The following two comments recently appeared on my post addressing Implications of a Negative Blood Type. The first reader's question is worth repeating because MANY readers have asked the same question (in various forms) and the explanation is fairly simple. The second reader's questions revolve around potential complications of Rh-sensitization in someone who is attempting to conceive by in vitro fertilization with donor sperm. Her situation is NOT unique today and many other women may be interested in my responses to her queries as well...
Anonymous said... Hi,I have a daughter who is O negative. I also have a son who is O positive. I am O positive and my wife is O negative. Is this possible?
Kenneth F. Trofatter, Jr., MD, PhD said... To anonymous Sept 24: Yes, it simply means that you are heterozygous for the Rh D antigen. That means you have one chromosome that carries the gene for D and one that does not. Your wife has two that do not because she is Rh-negative and if she had even one dose of D, she would be phenotypically Rh-positive just like you because D is a dominant allele. Anyway, odds are that half of your kids (male and female) would be expected to be Rh-positive and half Rh-negative based on percentages alone (and no other extenuating circumstances). Sounds like that's what's happened so far in your family. Hope that helps. Thanks for reading! Dr T
lotsofdecisions said... Hi. I became sensitized to Rh during my pregnancy with my daughter. My questions:
1) Does the fact that I was sensitized at my daughter's birth impact the problems I may have with a future pregnancy? I'm using donor sperm and know that the donor is O+ and heterozygous. How great is the risk? My titers are around 1:4.
2) After 2 unsuccessful IVFs to avoid having a second O+ child, I am about to admit defeat re: giving my daughter a full sibling. My question: should I consider only O- donors? It seems like using an A- or B- donor could result in as great of issues as if I used my daughter's donor.
3) How concerned should I be about CMV? I'm CMV negative. I've lived in the Northeast as well as the South. It seems like I'd have contracted CMV if I were susceptible to it.
Sorry this is so long. Thanks in advance.
Kenneth F. Trofatter, Jr., MD, PhD said... To lots of decisions Sept 20: 1) Yes, your Rh-isoimmunization could have an impact on a future pregnancy.

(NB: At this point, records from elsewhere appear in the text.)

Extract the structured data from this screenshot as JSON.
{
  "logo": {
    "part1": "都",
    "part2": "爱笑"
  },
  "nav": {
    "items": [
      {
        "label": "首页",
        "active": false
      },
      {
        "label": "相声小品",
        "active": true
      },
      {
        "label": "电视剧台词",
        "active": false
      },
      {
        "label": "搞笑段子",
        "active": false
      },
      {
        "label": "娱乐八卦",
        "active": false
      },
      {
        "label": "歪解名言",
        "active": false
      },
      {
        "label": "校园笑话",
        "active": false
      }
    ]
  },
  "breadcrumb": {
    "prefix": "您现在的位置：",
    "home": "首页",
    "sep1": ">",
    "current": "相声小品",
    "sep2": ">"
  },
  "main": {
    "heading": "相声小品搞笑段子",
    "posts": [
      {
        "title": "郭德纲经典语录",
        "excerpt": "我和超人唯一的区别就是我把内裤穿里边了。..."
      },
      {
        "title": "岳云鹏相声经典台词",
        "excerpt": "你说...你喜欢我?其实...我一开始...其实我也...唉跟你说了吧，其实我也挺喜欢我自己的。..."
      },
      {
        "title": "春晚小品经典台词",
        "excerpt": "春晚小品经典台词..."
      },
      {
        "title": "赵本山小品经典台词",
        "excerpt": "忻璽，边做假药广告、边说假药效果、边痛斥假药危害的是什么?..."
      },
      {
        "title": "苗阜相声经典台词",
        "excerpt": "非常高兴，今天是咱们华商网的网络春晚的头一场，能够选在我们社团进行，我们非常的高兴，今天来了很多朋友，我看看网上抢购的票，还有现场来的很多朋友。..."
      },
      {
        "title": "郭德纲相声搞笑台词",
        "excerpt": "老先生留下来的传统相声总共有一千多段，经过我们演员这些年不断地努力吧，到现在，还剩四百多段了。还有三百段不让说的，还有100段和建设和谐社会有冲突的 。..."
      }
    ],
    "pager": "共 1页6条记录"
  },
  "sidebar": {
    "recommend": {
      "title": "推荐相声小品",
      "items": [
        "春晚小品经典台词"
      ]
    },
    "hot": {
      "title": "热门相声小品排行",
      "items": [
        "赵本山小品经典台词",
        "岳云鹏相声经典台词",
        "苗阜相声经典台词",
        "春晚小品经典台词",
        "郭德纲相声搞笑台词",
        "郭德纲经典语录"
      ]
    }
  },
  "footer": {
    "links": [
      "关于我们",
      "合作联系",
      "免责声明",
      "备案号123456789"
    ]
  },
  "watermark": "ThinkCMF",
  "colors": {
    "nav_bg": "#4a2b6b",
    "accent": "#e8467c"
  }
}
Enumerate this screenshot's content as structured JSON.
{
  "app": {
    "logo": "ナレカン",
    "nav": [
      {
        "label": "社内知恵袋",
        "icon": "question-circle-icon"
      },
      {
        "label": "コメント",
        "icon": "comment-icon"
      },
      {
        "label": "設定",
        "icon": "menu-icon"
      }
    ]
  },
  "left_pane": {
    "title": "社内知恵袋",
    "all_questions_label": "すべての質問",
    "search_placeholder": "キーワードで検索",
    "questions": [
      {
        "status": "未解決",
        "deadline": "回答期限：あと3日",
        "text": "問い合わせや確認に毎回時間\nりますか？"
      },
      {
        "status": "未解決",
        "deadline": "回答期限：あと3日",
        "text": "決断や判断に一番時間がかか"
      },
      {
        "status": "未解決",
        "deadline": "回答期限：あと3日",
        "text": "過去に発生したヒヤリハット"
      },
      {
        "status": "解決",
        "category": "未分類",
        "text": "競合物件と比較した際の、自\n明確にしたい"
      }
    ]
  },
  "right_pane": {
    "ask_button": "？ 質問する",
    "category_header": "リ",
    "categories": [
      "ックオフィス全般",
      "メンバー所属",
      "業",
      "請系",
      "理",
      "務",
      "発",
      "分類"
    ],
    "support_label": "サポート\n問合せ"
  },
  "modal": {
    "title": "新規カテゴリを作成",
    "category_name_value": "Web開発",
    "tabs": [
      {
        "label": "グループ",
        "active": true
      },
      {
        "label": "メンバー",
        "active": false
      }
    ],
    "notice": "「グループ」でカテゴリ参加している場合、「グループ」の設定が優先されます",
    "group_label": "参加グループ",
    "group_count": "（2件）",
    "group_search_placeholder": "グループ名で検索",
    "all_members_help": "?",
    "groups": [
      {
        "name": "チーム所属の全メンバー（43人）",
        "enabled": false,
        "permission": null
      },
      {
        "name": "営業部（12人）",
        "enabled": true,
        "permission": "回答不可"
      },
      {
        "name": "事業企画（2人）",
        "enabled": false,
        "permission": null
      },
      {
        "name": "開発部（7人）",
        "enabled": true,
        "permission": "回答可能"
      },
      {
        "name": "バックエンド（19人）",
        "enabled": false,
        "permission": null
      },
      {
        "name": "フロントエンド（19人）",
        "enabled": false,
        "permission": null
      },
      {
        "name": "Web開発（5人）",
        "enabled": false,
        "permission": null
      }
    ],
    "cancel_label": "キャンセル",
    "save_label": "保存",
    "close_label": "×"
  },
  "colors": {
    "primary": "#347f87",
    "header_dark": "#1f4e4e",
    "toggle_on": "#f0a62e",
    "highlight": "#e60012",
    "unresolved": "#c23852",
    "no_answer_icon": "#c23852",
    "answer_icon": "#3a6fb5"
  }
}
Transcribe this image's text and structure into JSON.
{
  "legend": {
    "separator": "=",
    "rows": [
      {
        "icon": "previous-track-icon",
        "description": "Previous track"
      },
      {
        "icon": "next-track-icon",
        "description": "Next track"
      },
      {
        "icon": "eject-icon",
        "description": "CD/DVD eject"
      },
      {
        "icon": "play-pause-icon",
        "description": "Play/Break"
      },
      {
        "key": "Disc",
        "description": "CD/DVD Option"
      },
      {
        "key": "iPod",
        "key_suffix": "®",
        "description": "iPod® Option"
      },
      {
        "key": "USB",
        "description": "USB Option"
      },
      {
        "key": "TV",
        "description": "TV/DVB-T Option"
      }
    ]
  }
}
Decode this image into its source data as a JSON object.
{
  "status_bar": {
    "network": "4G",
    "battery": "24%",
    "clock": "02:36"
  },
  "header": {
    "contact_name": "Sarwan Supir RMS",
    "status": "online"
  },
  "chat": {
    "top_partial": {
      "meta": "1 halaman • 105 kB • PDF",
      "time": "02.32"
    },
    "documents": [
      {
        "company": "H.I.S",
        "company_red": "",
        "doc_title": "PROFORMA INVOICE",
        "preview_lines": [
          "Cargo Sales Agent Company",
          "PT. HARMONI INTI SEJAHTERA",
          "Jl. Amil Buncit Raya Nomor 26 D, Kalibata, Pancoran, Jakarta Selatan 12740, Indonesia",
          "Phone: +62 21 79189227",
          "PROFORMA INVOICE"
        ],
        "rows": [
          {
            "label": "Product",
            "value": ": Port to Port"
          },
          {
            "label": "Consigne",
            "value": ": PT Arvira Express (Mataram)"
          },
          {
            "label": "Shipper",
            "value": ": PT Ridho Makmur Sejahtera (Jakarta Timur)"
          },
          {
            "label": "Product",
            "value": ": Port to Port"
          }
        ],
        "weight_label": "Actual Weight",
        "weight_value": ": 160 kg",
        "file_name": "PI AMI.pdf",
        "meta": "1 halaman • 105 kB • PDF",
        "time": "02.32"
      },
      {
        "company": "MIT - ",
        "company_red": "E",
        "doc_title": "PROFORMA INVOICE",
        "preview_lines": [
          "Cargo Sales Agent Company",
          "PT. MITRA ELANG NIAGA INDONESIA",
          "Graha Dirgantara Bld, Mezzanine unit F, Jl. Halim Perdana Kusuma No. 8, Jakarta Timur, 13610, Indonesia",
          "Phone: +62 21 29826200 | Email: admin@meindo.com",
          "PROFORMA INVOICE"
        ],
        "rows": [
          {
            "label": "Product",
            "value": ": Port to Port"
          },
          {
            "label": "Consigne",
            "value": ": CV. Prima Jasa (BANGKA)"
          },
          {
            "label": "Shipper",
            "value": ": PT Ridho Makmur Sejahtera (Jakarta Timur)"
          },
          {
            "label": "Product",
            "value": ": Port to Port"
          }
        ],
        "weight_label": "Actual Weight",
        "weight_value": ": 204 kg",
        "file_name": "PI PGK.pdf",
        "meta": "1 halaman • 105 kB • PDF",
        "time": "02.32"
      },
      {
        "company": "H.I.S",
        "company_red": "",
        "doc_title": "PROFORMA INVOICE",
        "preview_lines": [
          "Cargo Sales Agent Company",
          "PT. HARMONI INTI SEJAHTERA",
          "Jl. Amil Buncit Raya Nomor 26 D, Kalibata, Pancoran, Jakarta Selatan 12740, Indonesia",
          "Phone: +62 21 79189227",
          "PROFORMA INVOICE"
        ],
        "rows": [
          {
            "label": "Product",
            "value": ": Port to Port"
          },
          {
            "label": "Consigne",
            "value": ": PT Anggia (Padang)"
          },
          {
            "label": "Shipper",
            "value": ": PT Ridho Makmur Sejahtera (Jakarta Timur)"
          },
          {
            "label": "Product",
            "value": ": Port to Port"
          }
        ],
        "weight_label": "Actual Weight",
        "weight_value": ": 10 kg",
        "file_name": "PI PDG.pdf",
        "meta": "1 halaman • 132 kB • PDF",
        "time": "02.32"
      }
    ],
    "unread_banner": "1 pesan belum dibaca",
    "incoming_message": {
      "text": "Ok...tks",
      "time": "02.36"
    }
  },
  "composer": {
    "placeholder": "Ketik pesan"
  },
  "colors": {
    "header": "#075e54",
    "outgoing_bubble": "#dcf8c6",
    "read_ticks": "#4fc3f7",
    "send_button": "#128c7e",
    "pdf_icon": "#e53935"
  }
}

If your donor is heterozygous for Rh-positivity, there is a 50% chance your babies from that donor will be Rh-positive and potentially at risk for "Rh disease." You are currently at relatively low risk for complications with a titer of only 1:4. The risk begins to rise dramatically once your titer exceeds 1:16. During a pregnancy, I would recommend you have your titer checked every 4-6 weeks, especially if it begins to rise. In fact, if it does rise during a pregnancy, that probably confirms the baby is Rh-positive. We can currently assess risk for fetal anemia by a noninvasive study called Doppler flow velocimetry of the peak systolic velocity in the baby's middle cerebral artery. It's not as hard to do as it is to pronounce!
2) If you are using an Rh-positive donor, you cannot be sure that the baby is not Rh-positive until you test fetal cells by some sort of invasive procedure (chorionic villus sampling, amniocentesis, percutaneous umbilical cord blood sampling). You would be better starting off with an Rh-negative donor because then the baby CANNOT be Rh-positive. It does not matter whether that donor is A-, B-, O-, or AB-. The problem is with Rh, not the major blood group antigens.
3) CMV negativity is a BIG concern to me in your situation. (Check out a couple of my earlier blogs on that subject as well). You may be at risk for contracting that from your donor or you could simply contract it from someone else, especially your daughter, who is VERY likely to pick it up if she spends time around other kids. It is spread by all kinds of body fluids (e.g., blood, urine, and drool) and it is unlikely you are "not susceptible" to catching it; you probably have just been UNLUCKY enough not to have been exposed to it earlier in your life. I say unlucky, because if you did happen to catch it during a pregnancy, the results could be quite devastating to the baby. Thanks for reading and the great questions and BEST of luck to you too! Dr T